■ The problem ■
Going line by line through the data below, report how many lines include the word "used", with nothing added.

■ Entries supplied ■
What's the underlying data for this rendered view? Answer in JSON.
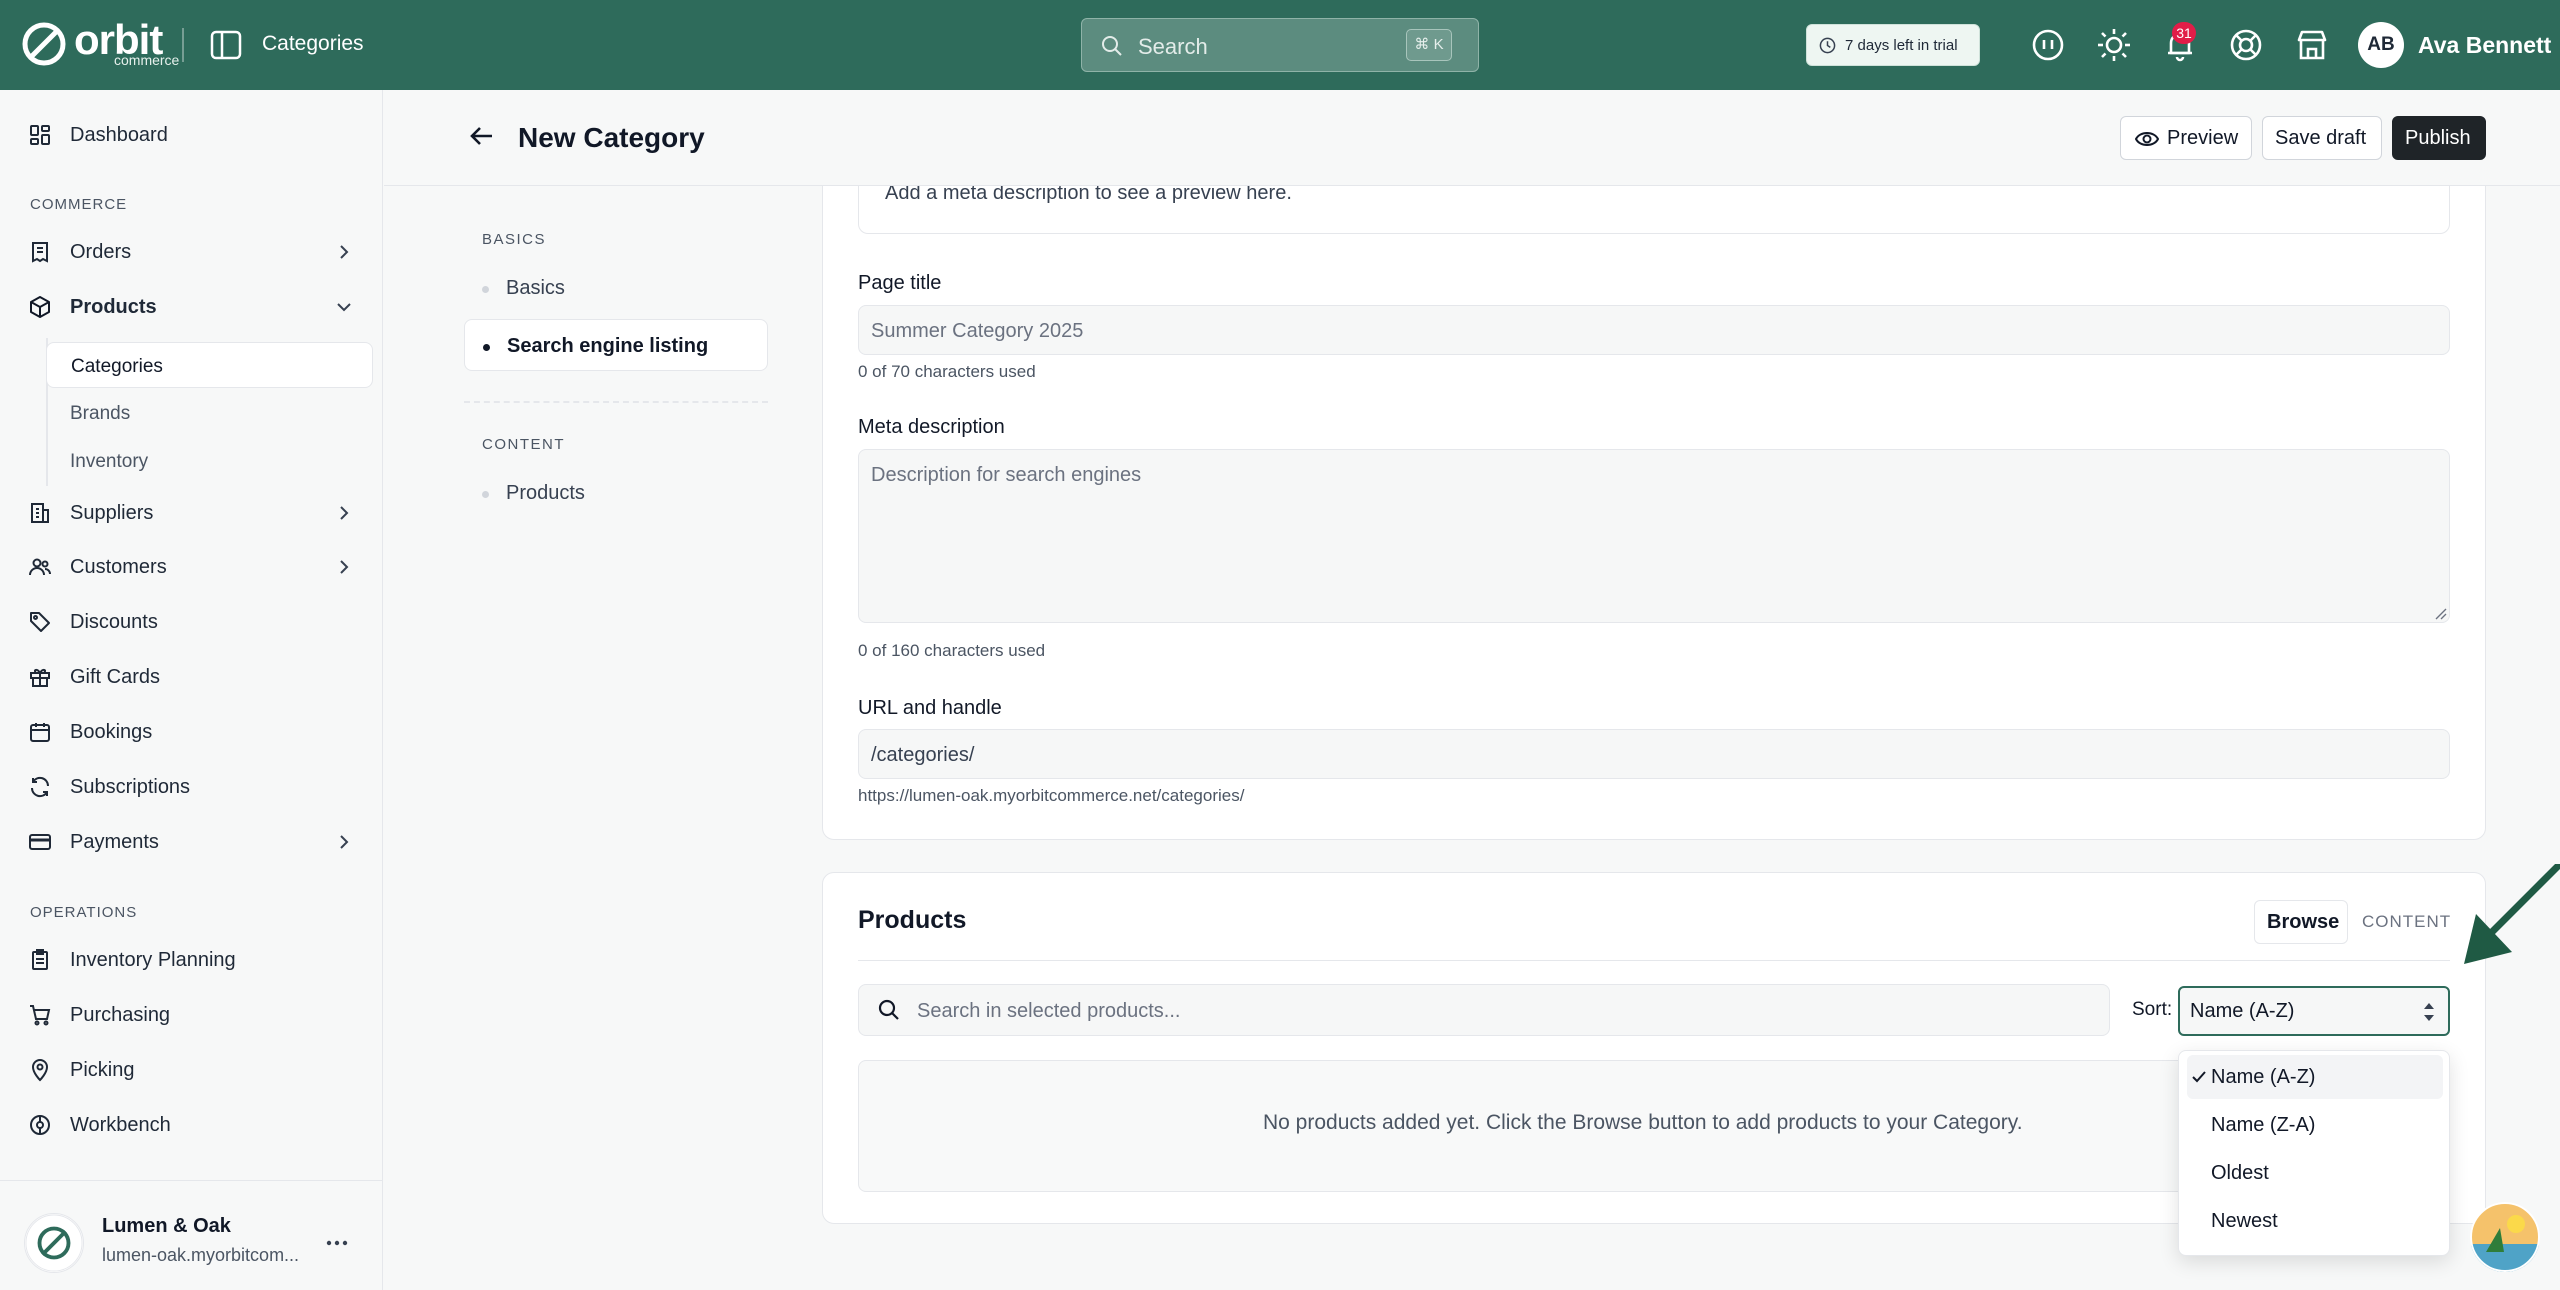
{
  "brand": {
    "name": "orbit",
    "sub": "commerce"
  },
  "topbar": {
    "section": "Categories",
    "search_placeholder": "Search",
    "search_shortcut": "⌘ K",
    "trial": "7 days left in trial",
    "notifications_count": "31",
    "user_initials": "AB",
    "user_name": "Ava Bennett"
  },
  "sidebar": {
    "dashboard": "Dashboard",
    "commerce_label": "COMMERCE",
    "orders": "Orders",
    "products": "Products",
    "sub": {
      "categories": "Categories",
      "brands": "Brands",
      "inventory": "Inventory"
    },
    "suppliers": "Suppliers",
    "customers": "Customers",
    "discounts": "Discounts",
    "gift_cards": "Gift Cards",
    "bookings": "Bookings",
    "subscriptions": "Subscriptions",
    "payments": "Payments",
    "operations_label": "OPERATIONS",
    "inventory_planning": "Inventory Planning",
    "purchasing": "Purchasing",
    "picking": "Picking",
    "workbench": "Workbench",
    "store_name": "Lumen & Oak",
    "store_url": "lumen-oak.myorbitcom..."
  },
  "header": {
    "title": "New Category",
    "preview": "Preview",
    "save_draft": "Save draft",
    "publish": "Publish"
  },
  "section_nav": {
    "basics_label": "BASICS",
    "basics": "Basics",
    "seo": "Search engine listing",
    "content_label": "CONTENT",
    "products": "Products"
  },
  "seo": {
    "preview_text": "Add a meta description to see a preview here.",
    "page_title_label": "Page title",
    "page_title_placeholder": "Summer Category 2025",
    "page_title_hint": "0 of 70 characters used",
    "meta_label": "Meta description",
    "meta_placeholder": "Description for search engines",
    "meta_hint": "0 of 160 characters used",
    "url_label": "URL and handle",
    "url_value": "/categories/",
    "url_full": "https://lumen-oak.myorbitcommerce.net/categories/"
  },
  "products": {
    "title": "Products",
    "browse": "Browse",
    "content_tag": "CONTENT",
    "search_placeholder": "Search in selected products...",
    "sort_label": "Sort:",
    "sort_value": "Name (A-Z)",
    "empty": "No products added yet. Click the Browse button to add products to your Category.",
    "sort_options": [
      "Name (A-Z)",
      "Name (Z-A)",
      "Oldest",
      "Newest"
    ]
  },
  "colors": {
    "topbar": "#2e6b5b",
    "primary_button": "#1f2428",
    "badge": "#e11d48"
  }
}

■ Answer ■
2